dnclogo_small.gif The opening of the National Do Not Call Registry, a free service of the federal government developed to give consumers a choice about getting telemarketing calls at home, was announced this morning by President George W. Bush, Federal Trade Commission (FTC) Chairman Timothy J. Muris, and Federal Communications Commission (FCC) Chairman Michael K. Powell.

Consumers nationwide can register online at DONOTCALL.GOV. Consumers in states west of the Mississippi River (including Louisiana and Minnesota) can register by calling, toll-free, 1-888-382-1222 (TTY 1-866-290-4236). On July 7, phone registration will be open to the entire country.

FTC do-not-call list

NDNCR_biglogo.gif I always love it when government goes above and beyond the private sector. The Direct Marketing Association already provides a do-not-call list called the Telephone Preference Service (which I discovered via Operation Opt-Out). But only telemarketers that belong to the DMA actually use the TPS list. The FTC wants to make a mandatory do-not-call list for all telemarketers:

F.T.C. Issues Rules Restricting Telemarketing Calls. The F.T.C. issued rules restricting telemarketing calls to consumers, including plans for a nationwide registry of consumers who do not want to receive such sales calls. By Barnaby J. Feder. [New York Times]

Looks like we consumers will need to wait until this spring to put our names on the list. When the time comes, I’ll be one of the first to sign up.

Opt-out of Telemarketers and Junk Mail

operation-opt-out.gif There are already several good tools for combatting e-mail spam, but what about telephone calls and U.S. Postal Service junk mail?

Few people are aware of an organization called the Direct Marketing Association which is used by many (but not all) telemarketers and junk mailers. From what I understand, the DMA rents a centralized database of names and phone numbers to reputable marketers.

What’s important about the DMA is that they provide something called the Mail Preference Service and the Telephone Preference Service which are opt-out lists that consumers can join. If you tell the DMA that you don’t want junk mail or telephone calls by registering with these lists, they will refuse to give your name to their customers. Pretty cool.
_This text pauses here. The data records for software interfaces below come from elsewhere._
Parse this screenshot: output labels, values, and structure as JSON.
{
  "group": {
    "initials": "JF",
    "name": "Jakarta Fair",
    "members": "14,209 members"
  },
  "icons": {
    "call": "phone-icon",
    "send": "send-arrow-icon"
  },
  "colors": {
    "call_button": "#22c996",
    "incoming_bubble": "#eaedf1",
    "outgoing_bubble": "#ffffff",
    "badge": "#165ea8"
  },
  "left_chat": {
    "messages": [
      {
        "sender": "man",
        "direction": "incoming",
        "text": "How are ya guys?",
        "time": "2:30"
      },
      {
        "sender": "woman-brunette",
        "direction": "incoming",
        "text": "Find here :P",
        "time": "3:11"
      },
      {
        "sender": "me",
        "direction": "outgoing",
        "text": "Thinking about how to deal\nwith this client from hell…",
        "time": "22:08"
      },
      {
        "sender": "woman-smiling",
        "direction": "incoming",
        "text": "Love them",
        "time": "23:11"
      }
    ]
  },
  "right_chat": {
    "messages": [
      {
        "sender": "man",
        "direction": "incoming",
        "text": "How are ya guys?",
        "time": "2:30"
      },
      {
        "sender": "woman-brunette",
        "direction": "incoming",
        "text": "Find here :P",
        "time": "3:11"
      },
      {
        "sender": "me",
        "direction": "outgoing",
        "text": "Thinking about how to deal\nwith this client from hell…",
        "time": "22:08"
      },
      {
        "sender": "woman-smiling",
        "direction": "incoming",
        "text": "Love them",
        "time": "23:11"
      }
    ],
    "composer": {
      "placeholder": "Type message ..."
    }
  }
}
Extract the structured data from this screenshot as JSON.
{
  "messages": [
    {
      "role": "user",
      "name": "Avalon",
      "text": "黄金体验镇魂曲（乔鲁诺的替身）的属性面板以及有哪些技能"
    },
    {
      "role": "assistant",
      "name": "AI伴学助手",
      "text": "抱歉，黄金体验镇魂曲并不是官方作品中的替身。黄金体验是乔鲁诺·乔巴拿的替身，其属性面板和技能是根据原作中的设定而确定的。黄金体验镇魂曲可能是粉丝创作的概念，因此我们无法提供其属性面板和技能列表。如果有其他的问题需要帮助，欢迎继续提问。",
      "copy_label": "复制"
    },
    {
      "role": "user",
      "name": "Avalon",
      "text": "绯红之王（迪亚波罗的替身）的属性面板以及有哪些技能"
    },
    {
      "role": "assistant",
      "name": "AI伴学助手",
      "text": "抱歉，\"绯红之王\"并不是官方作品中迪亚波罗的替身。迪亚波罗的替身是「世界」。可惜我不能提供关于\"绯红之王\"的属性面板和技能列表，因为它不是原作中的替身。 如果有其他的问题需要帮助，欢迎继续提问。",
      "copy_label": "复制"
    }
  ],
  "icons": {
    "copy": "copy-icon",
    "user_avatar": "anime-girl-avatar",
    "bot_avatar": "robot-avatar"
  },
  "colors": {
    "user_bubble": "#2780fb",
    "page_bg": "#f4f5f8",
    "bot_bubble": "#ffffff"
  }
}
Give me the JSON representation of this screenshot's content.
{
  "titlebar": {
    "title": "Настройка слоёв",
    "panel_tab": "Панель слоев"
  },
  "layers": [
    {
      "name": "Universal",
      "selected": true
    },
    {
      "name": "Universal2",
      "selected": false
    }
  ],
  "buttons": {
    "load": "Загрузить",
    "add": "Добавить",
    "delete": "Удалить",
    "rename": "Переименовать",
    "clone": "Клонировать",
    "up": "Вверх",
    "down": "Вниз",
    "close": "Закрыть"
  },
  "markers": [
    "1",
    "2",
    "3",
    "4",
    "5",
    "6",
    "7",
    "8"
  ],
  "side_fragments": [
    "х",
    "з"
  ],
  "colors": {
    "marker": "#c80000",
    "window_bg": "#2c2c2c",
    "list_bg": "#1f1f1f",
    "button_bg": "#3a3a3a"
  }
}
There are other groups to contact as well, such as the Big 3 credit reporting agencies (Equifax, Experian and Trans Union). After you ask these companies to stop sharing your name & address, and suddenly all of those credit card solicitations disappear!

The easiest way to get rid of all of this offline spam is to go Operation Opt-Out and print out the 7 or 8 forms and mail them off to the various agencies. The $3.00 investment in stamps will go a long way towards reducing aggravation.